Supply issues, logs hit South Port profit

An aerial view of South Port at Bluff showing Tiwai Point aluminium smelter in the background....
An aerial view of South Port at Bluff showing Tiwai Point aluminium smelter in the background. PHOTO: SUPPLIED
Continuing global supply chain issues and softer demand for logs in China have resulted in South Port’s net profit after tax (NPAT) drop by $200,000 in the first half of the financial year.

Yesterday, the Bluff NZX-listed port company released its half year results to the market which showed its NPAT dropped to $5.9million in the six months to December 31, 2021.

That was in comparison with $6.1million in the first six months of the previous financial year.

The port’s revenue for the six months was $23.3 million, down $100,000 on the first half of the past financial year.
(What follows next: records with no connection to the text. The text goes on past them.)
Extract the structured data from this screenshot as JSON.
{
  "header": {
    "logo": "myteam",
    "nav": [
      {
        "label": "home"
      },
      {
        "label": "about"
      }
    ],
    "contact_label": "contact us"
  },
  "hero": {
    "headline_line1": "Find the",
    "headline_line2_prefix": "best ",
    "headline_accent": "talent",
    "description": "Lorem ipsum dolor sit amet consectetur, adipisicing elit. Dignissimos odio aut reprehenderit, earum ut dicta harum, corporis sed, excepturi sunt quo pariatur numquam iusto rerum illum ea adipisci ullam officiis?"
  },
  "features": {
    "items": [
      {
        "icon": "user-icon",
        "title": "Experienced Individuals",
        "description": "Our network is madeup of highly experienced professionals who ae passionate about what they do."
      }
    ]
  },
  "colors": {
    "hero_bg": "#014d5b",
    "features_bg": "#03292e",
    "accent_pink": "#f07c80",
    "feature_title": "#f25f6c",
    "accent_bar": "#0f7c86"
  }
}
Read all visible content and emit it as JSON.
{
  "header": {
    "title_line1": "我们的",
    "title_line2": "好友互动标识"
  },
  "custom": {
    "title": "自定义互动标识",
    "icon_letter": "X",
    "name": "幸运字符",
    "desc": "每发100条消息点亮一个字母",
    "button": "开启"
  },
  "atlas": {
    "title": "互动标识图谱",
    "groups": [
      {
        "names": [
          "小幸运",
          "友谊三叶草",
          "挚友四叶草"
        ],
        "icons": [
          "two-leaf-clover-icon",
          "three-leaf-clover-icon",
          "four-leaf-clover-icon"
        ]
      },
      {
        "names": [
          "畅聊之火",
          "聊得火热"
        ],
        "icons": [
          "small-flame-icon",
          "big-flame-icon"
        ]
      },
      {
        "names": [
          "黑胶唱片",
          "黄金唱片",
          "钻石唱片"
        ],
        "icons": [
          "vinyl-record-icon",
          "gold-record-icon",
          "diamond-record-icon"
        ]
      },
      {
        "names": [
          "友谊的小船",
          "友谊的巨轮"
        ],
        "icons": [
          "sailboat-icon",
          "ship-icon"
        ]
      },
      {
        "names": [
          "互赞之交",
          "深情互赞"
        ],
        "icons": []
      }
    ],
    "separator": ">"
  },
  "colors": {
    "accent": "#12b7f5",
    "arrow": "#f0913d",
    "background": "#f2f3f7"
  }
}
Container volumes through the port were also negatively affected, dropping by 23% to 20,800 for the half-year.

Container vessel calls to South Port were also down 32% at 17 calls compared with 25 the year prior.

However, total cargo activity increased by 1.5% to 1,745,000 tonnes compared with 1,720,000 tonnes the year before.

Of that, the port had an increase of 41,000 tonnes of stock food and also 28,000 tonnes more of aluminium, but a decrease of 29,000 tonnes of logs compared with the first half of FY2021.

In its announcement to the market, South Port said the downward cycle in the log market, because of decreased demand and high inventory levels in the Chinese market, and continuing global supply chain issues, had affected its half year result.

It also said cold storage volumes had declined due to a reduction in meat storage and fishing vessels calling at the port and there were increased stock food volumes imported into the Southland region to service the dairy industry.

The port’s chairman, Rex Chapman, described the disruption in the container supply chain as a "worldwide phenomenon" which had reached all corners of the globe, including South Port.

The Covid-19 pandemic continued to create uncertainty in the marketplace and provided challenges to South Port’s operations.

Containerised activity would continue to be affected by disruption in the supply chain which was not expected to improve until 2023 at the earliest, Mr Chapman said.

As a result of its outlook, the port company estimated its full year profit should fall between $9.7 million to $10 million, down from its record profit of $10.71million last year.

South Port’s directors had declared a interim dividend of 7.50c per share, which would be paid next month.

The company’s share price closed at $8.250 yesterday down 1.2% on the start of the day.

Add a Comment